▶ **WHAT THIS TASK INVOLVES**
From the entries that follow, list every line in which the string "JSON" appears.

******************************

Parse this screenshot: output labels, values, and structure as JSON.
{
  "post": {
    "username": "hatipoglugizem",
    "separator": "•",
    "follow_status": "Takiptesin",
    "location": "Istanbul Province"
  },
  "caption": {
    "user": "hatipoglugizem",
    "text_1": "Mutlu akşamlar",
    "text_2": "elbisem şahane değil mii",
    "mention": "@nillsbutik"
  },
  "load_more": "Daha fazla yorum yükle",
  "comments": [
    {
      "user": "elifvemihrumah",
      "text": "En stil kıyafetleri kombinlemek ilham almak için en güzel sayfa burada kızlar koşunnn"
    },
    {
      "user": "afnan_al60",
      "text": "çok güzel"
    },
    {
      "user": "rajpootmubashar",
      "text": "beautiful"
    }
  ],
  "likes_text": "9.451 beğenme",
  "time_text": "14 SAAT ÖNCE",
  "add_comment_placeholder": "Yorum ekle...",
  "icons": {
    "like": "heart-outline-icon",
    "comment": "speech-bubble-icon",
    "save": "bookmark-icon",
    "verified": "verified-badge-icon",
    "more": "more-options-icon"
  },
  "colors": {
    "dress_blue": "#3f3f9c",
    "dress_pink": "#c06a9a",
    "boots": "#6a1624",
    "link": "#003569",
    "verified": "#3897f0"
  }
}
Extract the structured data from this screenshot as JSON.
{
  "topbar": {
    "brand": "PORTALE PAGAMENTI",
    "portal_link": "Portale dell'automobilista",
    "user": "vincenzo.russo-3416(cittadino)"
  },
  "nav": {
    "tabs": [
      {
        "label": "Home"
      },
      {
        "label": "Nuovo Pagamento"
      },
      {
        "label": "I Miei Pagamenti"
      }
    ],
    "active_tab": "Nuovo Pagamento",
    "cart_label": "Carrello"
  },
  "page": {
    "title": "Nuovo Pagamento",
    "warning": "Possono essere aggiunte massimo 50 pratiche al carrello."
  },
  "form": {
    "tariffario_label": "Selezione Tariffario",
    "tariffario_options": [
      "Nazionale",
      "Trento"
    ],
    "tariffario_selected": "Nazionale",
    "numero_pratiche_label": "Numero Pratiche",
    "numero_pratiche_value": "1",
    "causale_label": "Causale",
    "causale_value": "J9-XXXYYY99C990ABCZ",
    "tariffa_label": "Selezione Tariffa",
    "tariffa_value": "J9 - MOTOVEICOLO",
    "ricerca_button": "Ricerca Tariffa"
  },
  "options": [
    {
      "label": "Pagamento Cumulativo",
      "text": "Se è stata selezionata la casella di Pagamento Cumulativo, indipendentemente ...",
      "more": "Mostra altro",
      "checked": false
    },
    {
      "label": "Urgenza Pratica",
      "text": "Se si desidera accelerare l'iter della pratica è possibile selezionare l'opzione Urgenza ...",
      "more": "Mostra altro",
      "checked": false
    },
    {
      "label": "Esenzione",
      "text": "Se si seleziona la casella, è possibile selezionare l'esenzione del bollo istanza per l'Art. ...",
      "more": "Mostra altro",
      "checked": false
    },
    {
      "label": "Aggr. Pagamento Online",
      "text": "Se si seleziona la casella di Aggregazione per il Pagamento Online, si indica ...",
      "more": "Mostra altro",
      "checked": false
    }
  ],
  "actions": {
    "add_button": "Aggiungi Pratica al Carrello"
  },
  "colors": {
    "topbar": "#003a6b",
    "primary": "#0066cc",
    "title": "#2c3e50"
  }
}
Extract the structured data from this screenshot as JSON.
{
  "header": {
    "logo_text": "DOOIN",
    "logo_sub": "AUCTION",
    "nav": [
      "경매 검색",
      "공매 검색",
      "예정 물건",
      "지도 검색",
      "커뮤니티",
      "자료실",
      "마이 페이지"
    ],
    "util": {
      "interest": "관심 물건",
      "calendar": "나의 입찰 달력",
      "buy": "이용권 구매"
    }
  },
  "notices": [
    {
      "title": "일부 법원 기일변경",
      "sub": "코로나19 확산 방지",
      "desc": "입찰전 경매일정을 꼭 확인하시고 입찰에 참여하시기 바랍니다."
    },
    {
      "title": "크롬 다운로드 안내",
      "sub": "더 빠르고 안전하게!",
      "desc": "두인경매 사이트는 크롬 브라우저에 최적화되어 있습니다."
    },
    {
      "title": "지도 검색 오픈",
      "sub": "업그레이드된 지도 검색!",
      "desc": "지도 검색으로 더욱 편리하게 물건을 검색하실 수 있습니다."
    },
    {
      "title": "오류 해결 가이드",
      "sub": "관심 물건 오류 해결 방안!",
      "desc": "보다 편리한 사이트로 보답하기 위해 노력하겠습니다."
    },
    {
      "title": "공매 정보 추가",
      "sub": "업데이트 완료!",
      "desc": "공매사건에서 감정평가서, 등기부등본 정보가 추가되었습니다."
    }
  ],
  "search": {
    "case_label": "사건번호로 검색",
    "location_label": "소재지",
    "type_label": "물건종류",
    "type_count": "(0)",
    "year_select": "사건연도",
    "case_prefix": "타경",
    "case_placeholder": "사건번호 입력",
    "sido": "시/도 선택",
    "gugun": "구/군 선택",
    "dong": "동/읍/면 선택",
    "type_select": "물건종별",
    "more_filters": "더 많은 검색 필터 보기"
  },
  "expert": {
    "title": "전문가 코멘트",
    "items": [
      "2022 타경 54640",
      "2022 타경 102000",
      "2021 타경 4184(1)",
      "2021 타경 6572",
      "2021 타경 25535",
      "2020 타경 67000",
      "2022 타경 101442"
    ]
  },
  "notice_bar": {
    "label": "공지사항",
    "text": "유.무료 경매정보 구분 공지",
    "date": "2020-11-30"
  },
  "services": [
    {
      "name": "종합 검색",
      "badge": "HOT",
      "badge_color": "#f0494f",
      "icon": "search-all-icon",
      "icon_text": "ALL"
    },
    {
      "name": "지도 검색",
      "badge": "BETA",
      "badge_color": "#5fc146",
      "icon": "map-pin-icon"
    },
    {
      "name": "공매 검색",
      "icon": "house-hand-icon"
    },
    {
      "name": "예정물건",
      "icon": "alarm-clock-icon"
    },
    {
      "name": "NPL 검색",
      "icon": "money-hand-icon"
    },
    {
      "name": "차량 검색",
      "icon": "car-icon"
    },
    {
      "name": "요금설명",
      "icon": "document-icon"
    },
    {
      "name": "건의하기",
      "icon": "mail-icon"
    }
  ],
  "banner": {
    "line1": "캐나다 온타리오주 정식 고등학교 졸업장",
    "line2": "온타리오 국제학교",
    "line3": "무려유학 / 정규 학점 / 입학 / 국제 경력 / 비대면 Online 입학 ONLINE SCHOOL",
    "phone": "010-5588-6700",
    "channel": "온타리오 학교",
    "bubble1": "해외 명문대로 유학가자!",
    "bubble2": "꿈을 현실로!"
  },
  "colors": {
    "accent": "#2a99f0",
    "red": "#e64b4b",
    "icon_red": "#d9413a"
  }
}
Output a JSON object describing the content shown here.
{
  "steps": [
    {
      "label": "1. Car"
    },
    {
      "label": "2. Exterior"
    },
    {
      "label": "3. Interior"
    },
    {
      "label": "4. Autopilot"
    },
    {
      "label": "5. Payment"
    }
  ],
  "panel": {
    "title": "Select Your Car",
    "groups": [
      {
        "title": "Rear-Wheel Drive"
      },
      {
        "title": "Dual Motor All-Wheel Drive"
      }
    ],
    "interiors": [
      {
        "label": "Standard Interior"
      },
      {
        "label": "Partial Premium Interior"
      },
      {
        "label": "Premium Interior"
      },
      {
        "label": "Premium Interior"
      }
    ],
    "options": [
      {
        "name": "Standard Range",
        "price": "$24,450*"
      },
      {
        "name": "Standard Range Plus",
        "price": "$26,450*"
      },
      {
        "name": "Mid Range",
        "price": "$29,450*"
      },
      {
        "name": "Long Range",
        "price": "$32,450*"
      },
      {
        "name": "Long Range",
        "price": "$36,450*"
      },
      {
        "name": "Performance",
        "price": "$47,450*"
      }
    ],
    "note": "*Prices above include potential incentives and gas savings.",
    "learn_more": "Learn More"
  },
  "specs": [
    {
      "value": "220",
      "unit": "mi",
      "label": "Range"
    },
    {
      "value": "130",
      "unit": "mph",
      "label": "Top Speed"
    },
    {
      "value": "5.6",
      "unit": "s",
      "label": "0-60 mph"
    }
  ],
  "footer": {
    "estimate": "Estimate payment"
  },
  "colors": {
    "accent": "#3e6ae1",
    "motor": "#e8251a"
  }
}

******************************

▶ **RESULT FOR THIS EXERCISE**
Parse this screenshot: output labels, values, and structure as JSON.
Extract the structured data from this screenshot as JSON.
Extract the structured data from this screenshot as JSON.
Output a JSON object describing the content shown here.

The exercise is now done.